The Marathon podcast, we can recap that, talk about how the weekend went, some of the takeaways from that, and yeah, really dissect your performance of eight hours of podcasting.
Jason Crighton: Yeah. Hopefully it's some good news to share then. [01:00:00] Not whoa, it didn't happen, yeah. The
Marcus Ewing: wifi went out our two to six.
The power. Yeah. The internet went out or something happened, like people were just staring at a blank screen on Facebook or YouTube. So No, I, yeah I'm sure it's gonna go well, and I'm sure that that it'll be a huge success. So
Jason Crighton: I appreciate it, and thanks for having me on today. I'd love catching up with you, man.
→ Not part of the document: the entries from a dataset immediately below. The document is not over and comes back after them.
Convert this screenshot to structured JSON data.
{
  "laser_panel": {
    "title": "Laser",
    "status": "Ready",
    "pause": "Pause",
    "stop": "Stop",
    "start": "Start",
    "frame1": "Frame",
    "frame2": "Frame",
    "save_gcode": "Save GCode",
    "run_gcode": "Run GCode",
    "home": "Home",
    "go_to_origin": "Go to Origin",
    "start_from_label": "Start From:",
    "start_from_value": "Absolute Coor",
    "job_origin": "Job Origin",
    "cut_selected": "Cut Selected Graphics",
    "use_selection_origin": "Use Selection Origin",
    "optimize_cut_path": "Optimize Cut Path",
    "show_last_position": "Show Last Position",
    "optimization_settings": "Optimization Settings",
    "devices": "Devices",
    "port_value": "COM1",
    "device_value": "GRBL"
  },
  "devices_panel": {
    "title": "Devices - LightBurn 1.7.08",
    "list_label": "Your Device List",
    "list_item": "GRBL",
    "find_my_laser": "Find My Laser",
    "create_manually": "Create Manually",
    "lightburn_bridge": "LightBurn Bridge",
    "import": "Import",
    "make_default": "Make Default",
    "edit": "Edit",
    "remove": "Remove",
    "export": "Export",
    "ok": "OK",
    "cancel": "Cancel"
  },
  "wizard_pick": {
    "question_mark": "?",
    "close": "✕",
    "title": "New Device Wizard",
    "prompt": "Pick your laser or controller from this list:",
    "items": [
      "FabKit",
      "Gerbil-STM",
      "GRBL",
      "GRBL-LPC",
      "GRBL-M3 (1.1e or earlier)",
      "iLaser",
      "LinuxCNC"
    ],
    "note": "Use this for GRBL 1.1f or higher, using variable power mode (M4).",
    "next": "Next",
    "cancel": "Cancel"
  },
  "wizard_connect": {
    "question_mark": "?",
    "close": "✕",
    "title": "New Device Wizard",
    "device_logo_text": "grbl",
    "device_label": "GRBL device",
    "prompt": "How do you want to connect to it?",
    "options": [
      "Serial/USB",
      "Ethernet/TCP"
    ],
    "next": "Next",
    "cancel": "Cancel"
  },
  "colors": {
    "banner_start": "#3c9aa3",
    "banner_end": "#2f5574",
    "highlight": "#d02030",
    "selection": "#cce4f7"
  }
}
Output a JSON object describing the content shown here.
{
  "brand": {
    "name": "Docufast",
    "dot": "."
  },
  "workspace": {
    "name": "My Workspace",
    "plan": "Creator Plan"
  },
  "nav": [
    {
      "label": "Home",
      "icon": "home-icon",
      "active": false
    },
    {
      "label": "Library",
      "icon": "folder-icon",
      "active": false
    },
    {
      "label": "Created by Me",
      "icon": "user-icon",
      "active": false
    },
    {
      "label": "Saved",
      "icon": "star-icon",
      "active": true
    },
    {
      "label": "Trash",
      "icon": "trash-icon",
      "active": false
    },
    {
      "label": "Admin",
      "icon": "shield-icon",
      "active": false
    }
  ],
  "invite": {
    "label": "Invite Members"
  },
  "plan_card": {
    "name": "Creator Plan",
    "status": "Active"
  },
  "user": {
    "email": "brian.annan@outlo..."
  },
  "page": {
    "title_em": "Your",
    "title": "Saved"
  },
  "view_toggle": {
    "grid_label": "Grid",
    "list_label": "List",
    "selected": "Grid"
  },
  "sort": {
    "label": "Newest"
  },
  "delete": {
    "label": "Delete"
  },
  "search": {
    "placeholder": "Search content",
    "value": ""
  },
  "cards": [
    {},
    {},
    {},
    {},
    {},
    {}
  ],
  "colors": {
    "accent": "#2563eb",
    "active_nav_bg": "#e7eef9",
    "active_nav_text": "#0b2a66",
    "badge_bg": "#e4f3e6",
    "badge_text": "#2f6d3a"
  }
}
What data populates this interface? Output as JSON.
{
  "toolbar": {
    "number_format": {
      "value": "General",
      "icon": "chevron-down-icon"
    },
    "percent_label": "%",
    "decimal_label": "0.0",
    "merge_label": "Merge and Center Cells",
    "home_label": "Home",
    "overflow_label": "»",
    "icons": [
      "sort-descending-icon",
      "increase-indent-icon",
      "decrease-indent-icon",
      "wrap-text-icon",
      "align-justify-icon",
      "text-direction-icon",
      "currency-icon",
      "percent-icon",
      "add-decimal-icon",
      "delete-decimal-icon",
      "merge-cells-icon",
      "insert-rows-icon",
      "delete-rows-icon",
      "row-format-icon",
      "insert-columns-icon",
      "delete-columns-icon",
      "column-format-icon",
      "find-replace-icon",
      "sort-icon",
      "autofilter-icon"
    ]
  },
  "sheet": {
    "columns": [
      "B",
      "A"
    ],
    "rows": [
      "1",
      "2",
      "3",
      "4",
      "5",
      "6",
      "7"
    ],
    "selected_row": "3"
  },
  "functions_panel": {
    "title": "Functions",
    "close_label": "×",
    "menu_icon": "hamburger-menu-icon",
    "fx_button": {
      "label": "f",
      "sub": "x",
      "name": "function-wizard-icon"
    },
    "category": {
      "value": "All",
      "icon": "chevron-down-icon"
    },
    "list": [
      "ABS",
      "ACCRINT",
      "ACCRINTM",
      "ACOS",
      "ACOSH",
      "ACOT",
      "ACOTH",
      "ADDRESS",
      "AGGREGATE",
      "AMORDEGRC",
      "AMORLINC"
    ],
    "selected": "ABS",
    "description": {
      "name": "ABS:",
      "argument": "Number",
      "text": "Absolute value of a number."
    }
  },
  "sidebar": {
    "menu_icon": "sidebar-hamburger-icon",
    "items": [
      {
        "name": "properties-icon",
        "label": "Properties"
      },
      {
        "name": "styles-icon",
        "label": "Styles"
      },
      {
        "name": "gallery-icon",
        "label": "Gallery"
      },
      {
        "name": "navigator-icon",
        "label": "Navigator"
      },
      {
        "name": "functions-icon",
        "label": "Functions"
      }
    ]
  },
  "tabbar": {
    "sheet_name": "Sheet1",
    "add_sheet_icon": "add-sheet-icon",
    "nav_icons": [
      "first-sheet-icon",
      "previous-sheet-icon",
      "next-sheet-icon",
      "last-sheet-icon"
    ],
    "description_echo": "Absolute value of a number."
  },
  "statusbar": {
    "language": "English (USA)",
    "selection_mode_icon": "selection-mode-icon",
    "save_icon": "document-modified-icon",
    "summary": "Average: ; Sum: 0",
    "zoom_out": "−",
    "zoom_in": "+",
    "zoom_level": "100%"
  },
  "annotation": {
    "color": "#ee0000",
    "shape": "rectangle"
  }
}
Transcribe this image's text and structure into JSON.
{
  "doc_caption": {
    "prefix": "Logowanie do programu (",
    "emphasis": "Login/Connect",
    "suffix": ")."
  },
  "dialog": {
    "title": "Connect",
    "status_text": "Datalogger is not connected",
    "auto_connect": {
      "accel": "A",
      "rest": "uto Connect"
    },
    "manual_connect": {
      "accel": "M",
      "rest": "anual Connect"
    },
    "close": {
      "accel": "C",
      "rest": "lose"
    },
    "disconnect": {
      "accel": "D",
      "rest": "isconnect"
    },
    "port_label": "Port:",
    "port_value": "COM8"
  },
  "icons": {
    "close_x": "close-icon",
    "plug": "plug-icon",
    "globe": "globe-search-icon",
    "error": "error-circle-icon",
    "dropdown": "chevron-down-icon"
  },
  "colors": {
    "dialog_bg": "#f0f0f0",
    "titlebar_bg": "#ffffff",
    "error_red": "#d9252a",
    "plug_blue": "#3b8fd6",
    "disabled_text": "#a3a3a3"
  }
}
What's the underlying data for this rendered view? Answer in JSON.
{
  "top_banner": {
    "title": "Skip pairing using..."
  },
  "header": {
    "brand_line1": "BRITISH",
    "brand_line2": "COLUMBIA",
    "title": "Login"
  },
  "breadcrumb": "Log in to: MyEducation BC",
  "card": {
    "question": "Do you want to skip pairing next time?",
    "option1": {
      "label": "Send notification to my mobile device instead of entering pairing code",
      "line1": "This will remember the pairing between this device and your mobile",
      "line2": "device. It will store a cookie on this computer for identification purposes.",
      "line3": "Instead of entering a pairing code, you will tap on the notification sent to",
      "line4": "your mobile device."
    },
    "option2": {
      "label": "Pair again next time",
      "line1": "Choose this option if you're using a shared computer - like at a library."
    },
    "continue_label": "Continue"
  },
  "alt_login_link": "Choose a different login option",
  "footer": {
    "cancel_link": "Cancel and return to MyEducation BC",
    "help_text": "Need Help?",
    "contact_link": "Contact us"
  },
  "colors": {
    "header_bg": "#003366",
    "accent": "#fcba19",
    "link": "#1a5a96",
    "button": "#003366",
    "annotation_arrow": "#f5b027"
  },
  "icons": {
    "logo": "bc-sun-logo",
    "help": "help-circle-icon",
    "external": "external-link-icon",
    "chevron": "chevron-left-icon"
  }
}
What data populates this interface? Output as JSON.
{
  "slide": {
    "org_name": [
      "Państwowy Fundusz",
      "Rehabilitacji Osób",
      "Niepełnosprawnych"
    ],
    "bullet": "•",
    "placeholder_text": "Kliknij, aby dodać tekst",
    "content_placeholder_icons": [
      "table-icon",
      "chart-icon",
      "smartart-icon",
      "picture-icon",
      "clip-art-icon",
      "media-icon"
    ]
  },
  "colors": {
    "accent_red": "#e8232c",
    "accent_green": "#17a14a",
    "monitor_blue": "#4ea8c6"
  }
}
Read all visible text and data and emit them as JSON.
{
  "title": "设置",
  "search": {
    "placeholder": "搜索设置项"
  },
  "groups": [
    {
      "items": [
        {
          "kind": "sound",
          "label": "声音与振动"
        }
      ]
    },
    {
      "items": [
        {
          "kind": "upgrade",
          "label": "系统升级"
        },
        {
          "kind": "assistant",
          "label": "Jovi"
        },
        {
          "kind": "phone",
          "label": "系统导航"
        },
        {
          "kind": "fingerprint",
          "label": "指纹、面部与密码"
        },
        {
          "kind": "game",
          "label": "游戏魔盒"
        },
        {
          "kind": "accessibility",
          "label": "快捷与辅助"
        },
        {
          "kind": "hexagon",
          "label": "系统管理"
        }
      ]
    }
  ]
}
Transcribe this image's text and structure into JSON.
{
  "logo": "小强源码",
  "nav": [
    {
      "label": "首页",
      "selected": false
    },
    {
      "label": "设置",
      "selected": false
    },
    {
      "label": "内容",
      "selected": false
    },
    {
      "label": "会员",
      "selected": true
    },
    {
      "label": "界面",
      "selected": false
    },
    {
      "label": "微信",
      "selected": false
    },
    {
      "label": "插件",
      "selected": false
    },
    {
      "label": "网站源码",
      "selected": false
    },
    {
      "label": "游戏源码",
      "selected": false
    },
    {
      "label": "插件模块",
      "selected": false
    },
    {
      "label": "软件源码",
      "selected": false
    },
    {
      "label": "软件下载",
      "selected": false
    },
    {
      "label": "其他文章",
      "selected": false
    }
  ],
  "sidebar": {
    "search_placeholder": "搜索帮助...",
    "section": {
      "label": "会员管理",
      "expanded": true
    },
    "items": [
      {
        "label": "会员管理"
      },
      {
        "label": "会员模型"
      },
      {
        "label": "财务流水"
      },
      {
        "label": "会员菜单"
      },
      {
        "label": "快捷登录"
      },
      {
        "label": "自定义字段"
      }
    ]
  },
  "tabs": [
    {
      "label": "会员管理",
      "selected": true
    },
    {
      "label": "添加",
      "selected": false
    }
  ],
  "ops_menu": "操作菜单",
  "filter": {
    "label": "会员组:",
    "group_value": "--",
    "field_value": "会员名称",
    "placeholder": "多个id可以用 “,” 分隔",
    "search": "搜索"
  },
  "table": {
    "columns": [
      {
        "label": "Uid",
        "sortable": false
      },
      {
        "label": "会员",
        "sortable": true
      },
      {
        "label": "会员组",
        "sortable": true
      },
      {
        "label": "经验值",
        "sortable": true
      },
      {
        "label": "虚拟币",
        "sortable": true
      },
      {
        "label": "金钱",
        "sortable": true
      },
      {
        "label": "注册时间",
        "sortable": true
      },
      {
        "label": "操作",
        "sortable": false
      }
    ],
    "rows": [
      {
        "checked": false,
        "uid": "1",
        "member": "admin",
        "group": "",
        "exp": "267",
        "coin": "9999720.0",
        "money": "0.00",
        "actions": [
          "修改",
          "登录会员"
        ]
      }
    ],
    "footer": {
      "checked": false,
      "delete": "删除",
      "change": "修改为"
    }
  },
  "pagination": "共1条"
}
And we gotta have, you have you out here in Pennsylvania to chase the exact same kind of deer that you chase out there. Yep. Just in a different part of the country. Yeah.
Marcus Ewing: Yeah, absolutely. Jason, take care of yourself, man. We'll talk again soon. All right. All right. I appreciate it. Thanks. All right, thank you again to Jason for joining me today and taking some time to catch up with with me.
I'd like to thank the partners of the podcast, stone Glacier Go Hunt, and of course, 2% for conservation. And if you're interested in learning more about 2% for conservation, you can visit their website, fish and wildlife.org. And over there you're gonna see all the certified brands that have committed to conservation that you should support when you shop.
I also encourage you guys to give 2% of follow on social media where it's gonna be only [01:01:00] positive conservation driven content that you're gonna see there on a daily basis. So again, if you'd like to learn more about 2% for conservation, you can look for them online, on social media, firstname.lastname@example.org.
Thanks. Joining me this week, everyone. Hope you enjoyed the episode. Stick around. As I've said before, we've got some great episodes coming down the way here. And ones that I think you're certainly gonna enjoy. Till next week, stay safe out there and remember that conservation starts with you.